This month on the Naked Oceans podcast we take a look around the lush world of seagrasses. These aquatic flowering plants grace shallow shorelines across tropical and temperate regions where they provide vital nursery habitat for many fish and invertebrates, lock up carbon from the atmosphere, and help to protect coastlines from erosion.
Emmett Duffy from the Virginia Institute of Marine Science heads up a pioneering global study called ZEN – the Zostera Experimental Network – that investigates the role that tiny grazing animals have in maintaining a healthy balance on seagrass meadows.
J. Emmett DuffyHe gives us the low down on why seagrasses matter, the threats facing them, and how his research is leading to a better understanding of how they work and how we can effectively safeguard them for the future.
From bugs and slugs to some of the largest animals that feed on seagrass meadows, the sea cows or sirenia. We catch up with a lady who knows more than anyone else on the planet about the most illusive of the four living species of sirenia - Lucy Keith Diagne a world expert on the West African manatee.
A West African manatee that was rescued from behind an agricultural dam in Navel, Senegal awaits release back into the Senegal River. Photo by Tomas Diagne.
Her research is forging new knowledge about these mysterious marine mammals. She is working out how old they are by counting rings in their ear bones and using genetic studies to investigate the structure of populations across their huge range between Senegal and Angola on Africa’s west coast. She’s also find out that despite being famous vegetarians, West African manatees will also eat seafood, crunching clams and stealing catches from fishermen’s nets.
Witnessing manatee behaviors such as mating is a truly rare occurence anywhere in Africa, because of the murky water and the secretive nature of the manatees. This lucky photo was taken near Dagana, in the Senegal River. Photo courtesy of the Senegal River Management Authority (SAED).
With support from the Save Our Seas Foundation, Lucy is developing a network of manatee researchers across West Africa to help her in her studies and to help secure the future for these little-known and threatened mammals.
In other ocean news, we hear how just like Goldilocks, corals don’t like it when things are too hot, and too cold.
From the Surfrider Foundation Rise Above Plastics campaignAnd with several online campaigns underway to raise awareness about plastic debris in the oceans, we chat with Richard Thompson from Plymouth University about how his research team are hunting down the source of tiny microplastics in seas and uncovering the potential impact they’re having on marine life.
And in another instalment of Critter of the Month we catch up with a sneaky fish that lurks about the dark depths with its very own sniper scope.
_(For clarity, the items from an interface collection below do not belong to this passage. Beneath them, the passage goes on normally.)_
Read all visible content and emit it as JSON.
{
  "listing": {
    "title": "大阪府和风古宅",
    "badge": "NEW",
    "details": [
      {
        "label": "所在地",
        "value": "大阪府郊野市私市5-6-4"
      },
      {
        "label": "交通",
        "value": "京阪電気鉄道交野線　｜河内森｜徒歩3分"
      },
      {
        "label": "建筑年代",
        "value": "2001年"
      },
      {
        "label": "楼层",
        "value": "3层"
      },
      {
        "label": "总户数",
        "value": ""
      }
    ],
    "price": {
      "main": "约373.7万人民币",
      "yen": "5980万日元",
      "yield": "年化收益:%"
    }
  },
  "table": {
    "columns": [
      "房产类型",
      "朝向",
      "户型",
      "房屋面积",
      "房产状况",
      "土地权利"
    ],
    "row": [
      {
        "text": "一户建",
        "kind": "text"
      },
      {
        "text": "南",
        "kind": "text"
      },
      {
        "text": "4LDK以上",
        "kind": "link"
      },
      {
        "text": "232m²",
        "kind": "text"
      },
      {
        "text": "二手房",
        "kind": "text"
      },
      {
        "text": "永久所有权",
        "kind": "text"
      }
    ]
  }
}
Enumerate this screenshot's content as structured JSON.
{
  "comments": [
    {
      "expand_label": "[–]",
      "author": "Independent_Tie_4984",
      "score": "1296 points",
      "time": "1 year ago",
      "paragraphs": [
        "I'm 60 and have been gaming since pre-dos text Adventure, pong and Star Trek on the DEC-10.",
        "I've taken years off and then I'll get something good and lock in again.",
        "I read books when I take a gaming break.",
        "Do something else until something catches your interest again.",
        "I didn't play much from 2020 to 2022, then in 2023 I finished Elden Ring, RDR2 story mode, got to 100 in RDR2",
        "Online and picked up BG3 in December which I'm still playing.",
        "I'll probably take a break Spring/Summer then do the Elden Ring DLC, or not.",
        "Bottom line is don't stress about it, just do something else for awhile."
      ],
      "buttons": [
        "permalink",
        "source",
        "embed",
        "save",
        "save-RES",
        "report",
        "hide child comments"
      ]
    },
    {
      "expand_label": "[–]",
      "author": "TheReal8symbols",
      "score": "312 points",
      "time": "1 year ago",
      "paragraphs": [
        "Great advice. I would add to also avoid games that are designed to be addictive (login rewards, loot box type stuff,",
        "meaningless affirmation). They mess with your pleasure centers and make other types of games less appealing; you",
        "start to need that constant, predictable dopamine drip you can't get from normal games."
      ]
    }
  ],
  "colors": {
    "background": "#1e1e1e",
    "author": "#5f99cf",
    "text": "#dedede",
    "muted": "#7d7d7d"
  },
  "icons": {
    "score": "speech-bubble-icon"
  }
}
As always, you can listen to and download Naked Oceans for free from our website, and from the iTunes music store, along with the rest of the Naked Oceans back catalogue.
Thanks for listening. Catch you next time.